For some 20 years she has suffered health issues and had to get on with life while managing fatigue, dizziness and shortness of breath.

While pregnant, Felicity was admitted into hospital with swelling to her feet and hands and doctors discovered she had tachycardia (a heart rate over 100bpm).

"We noticed it more during pregnancy because I’d been unwell and was being monitored," she said.

But "no one investigated it".  Despite visiting her GP after baby Olivia was born, Felicity was never referred to a cardiologist.

"If it wasn’t for wearing the Fitbit I don’t think we would have bothered getting a second opinion. I’m feeling really lucky."

"The Fitbit saved my life.  If it wasn’t for that it wouldn’t have been investigated at that point in time. So in some ways I can say it has maybe saved my life, we don’t know."

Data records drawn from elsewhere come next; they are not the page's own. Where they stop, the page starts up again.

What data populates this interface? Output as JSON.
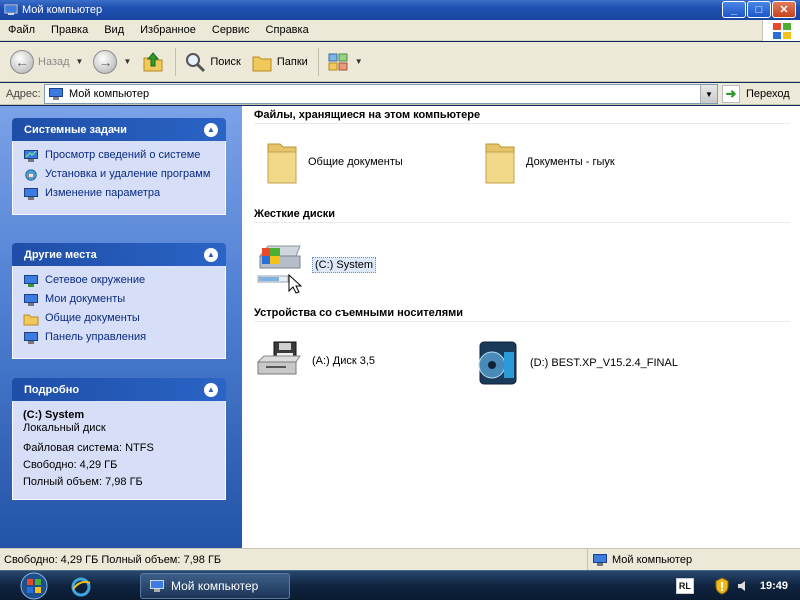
{
  "window": {
    "title": "Мой компьютер"
  },
  "menu": {
    "items": [
      "Файл",
      "Правка",
      "Вид",
      "Избранное",
      "Сервис",
      "Справка"
    ]
  },
  "toolbar": {
    "back_label": "Назад",
    "search_label": "Поиск",
    "folders_label": "Папки"
  },
  "address": {
    "label": "Адрес:",
    "value": "Мой компьютер",
    "go_label": "Переход"
  },
  "tasks_panel": {
    "title": "Системные задачи",
    "items": [
      "Просмотр сведений о системе",
      "Установка и удаление программ",
      "Изменение параметра"
    ]
  },
  "places_panel": {
    "title": "Другие места",
    "items": [
      "Сетевое окружение",
      "Мои документы",
      "Общие документы",
      "Панель управления"
    ]
  },
  "details_panel": {
    "title": "Подробно",
    "name": "(C:) System",
    "type": "Локальный диск",
    "fs": "Файловая система: NTFS",
    "free": "Свободно: 4,29 ГБ",
    "total": "Полный объем: 7,98 ГБ"
  },
  "main": {
    "group_files": "Файлы, хранящиеся на этом компьютере",
    "files": [
      "Общие документы",
      "Документы - гыук"
    ],
    "group_hdd": "Жесткие диски",
    "hdd": [
      "(C:) System"
    ],
    "group_removable": "Устройства со съемными носителями",
    "removable": [
      "(A:) Диск 3,5",
      "(D:) BEST.XP_V15.2.4_FINAL"
    ]
  },
  "status": {
    "left": "Свободно: 4,29 ГБ Полный объем: 7,98 ГБ",
    "right": "Мой компьютер"
  },
  "taskbar": {
    "window_label": "Мой компьютер",
    "lang": "RL",
    "clock": "19:49"
  }
}
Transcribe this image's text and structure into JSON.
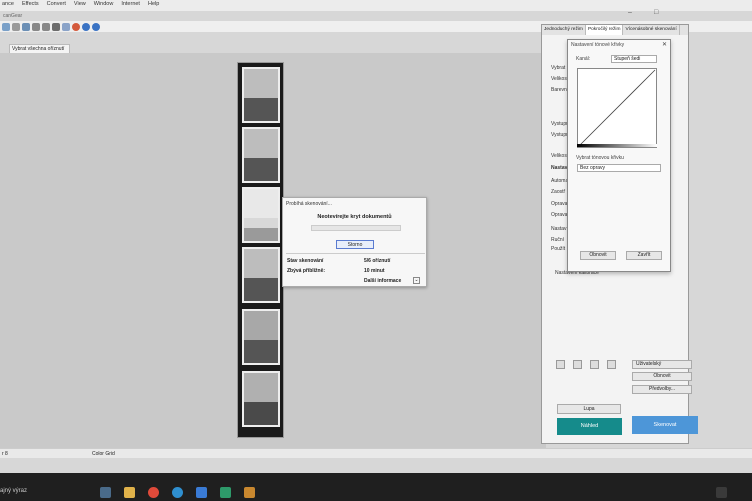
{
  "menu": [
    "ance",
    "Effects",
    "Convert",
    "View",
    "Window",
    "Internet",
    "Help"
  ],
  "app": {
    "title": "canGear"
  },
  "toolbar_tab": "Vybrat všechna oříznutí",
  "dialog": {
    "title": "Probíhá skenování...",
    "message": "Neotevírejte kryt dokumentů",
    "cancel": "Storno",
    "status_label": "Stav skenování",
    "status_value": "5/6 oříznutí",
    "remaining_label": "Zbývá přibližně:",
    "remaining_value": "10 minut",
    "more_info": "Další informace"
  },
  "panel": {
    "tabs": [
      "Jednoduchý režim",
      "Pokročilý režim",
      "Vícenásobné skenování"
    ],
    "labels": [
      "Vybrat",
      "Velikost",
      "Barevný",
      "Vystupní",
      "Vystupní",
      "Velikost",
      "Nastavení",
      "Automati",
      "Zaostř",
      "Oprava",
      "Oprava",
      "Nastav",
      "Ruční",
      "Použít",
      "Nastavení kalibrace"
    ],
    "user_defined": "Uživatelský",
    "refresh": "Obnovit",
    "presets": "Předvolby...",
    "loupe": "Lupa",
    "preview": "Náhled",
    "scan": "Skenovat"
  },
  "tone_curve": {
    "title": "Nastavení tónové křivky",
    "channel_label": "Kanál:",
    "channel_value": "Stupeň šedi",
    "pick_label": "Vybrat tónovou křivku",
    "pick_value": "Bez opravy",
    "refresh": "Obnovit",
    "close": "Zavřít"
  },
  "statusbar": {
    "left": "r 8",
    "mid": "Color Grid"
  },
  "taskbar": {
    "search": "ajný výraz"
  }
}
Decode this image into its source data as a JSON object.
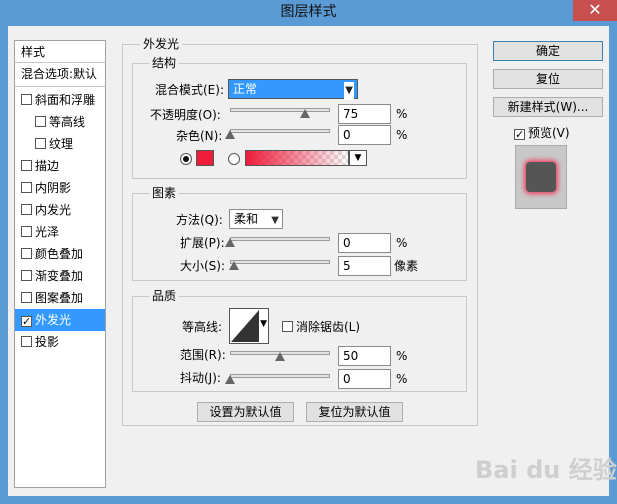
{
  "window": {
    "title": "图层样式",
    "close": "✕"
  },
  "sidebar": {
    "header": "样式",
    "blend_options": "混合选项:默认",
    "items": [
      {
        "label": "斜面和浮雕",
        "checked": false,
        "indent": false
      },
      {
        "label": "等高线",
        "checked": false,
        "indent": true
      },
      {
        "label": "纹理",
        "checked": false,
        "indent": true
      },
      {
        "label": "描边",
        "checked": false,
        "indent": false
      },
      {
        "label": "内阴影",
        "checked": false,
        "indent": false
      },
      {
        "label": "内发光",
        "checked": false,
        "indent": false
      },
      {
        "label": "光泽",
        "checked": false,
        "indent": false
      },
      {
        "label": "颜色叠加",
        "checked": false,
        "indent": false
      },
      {
        "label": "渐变叠加",
        "checked": false,
        "indent": false
      },
      {
        "label": "图案叠加",
        "checked": false,
        "indent": false
      },
      {
        "label": "外发光",
        "checked": true,
        "indent": false,
        "selected": true
      },
      {
        "label": "投影",
        "checked": false,
        "indent": false
      }
    ],
    "check_mark": "✓"
  },
  "panel": {
    "title": "外发光",
    "structure": {
      "title": "结构",
      "blend_mode_label": "混合模式(E):",
      "blend_mode_value": "正常",
      "opacity_label": "不透明度(O):",
      "opacity_value": "75",
      "opacity_fraction": 0.75,
      "noise_label": "杂色(N):",
      "noise_value": "0",
      "noise_fraction": 0,
      "percent": "%",
      "glow_color": "#ee1c3a"
    },
    "elements": {
      "title": "图素",
      "method_label": "方法(Q):",
      "method_value": "柔和",
      "spread_label": "扩展(P):",
      "spread_value": "0",
      "spread_fraction": 0,
      "size_label": "大小(S):",
      "size_value": "5",
      "size_fraction": 0.02,
      "percent": "%",
      "pixel_unit": "像素"
    },
    "quality": {
      "title": "品质",
      "contour_label": "等高线:",
      "antialias_label": "消除锯齿(L)",
      "range_label": "范围(R):",
      "range_value": "50",
      "range_fraction": 0.5,
      "jitter_label": "抖动(J):",
      "jitter_value": "0",
      "jitter_fraction": 0,
      "percent": "%"
    },
    "set_default": "设置为默认值",
    "reset_default": "复位为默认值"
  },
  "buttons": {
    "ok": "确定",
    "reset": "复位",
    "new_style": "新建样式(W)...",
    "preview_label": "预览(V)",
    "preview_checked": true
  },
  "watermark": "Bai du 经验"
}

Felicity still wears the activity tracker everyday. She says she'd feel strange without it.

For more about Felicity or to donate to her GoFundMe cause, click here.

The mother of one says she's "very lucky". Image supplied.